they were doing well, when I heard from a sailor the unholy murder of Tyndareus' child.
And now tell me, young ladies, where to find the son of Agamemnon, who dared such evil. For he was a baby in Clytemnestra's arms when I left my home to go to Troy, so that I would not recognize him if I saw him.
staggering towards him from the couch.
Menelaus, I am Orestes, whom you are asking about. I will of my own accord inform you of my sufferings. But as my first portion, I clasp your knees a
Menelaus How do you stand in the city after that deed of yours? Orestes I am so hated that no one will speak to me. Menelaus Have your hands not even been cleaned of blood, according to custom? Orestes No, for wherever I go, the door is shut against me. Menelaus Which citizens are driving you from the land? Orestes Oeax, who refers to my father his reason for hating Troy. Menelaus I understand; he is avenging on you the blood of Palamedes. Orestes That was nothing to do with me; yet I am destroyed for three reasons. Menelaus Who else? Some of the friends of Aegisthus, I suppose? Orestes They insult me, and the city listens to them now. Menelaus Will the city allow you to keep the scepter of Agamemnon? Orestes How, seeing that they will not allow me to remain alive? Menelaus What is their method? Can you tell me plainly? Orestes A vote will be taken against us today. Menelaus To leave the city? Or to die, or not to die? Orestes Death by stoning at the hands of the ci
Chorus Oh, oh, friends! raise a din, a din and shouting before the house, that the murder when done may not inspire the Argives with wild alarm, to make them bring aid to the palace, before I see for certain that Helen's corpse lies bloody in the house, or hear the news from one of her attendants; for I know a part of the tragedy, of the rest I am not sure.
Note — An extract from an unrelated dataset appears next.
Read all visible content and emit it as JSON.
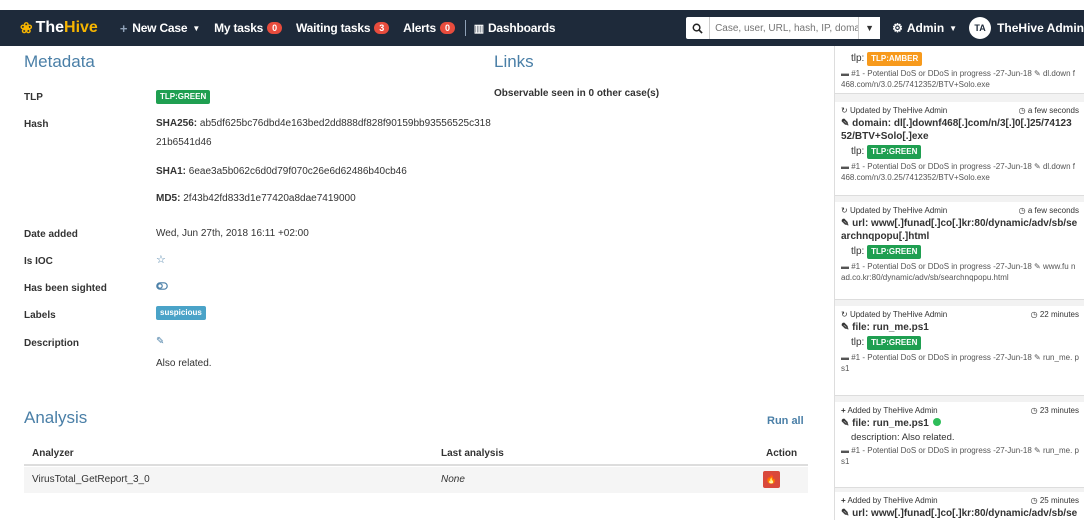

In justice, retribution from the gods has come to Helen; for she filled all Hellas with tears, through that accursed, accursed Paris of Ida, who drew Hellas to Troy.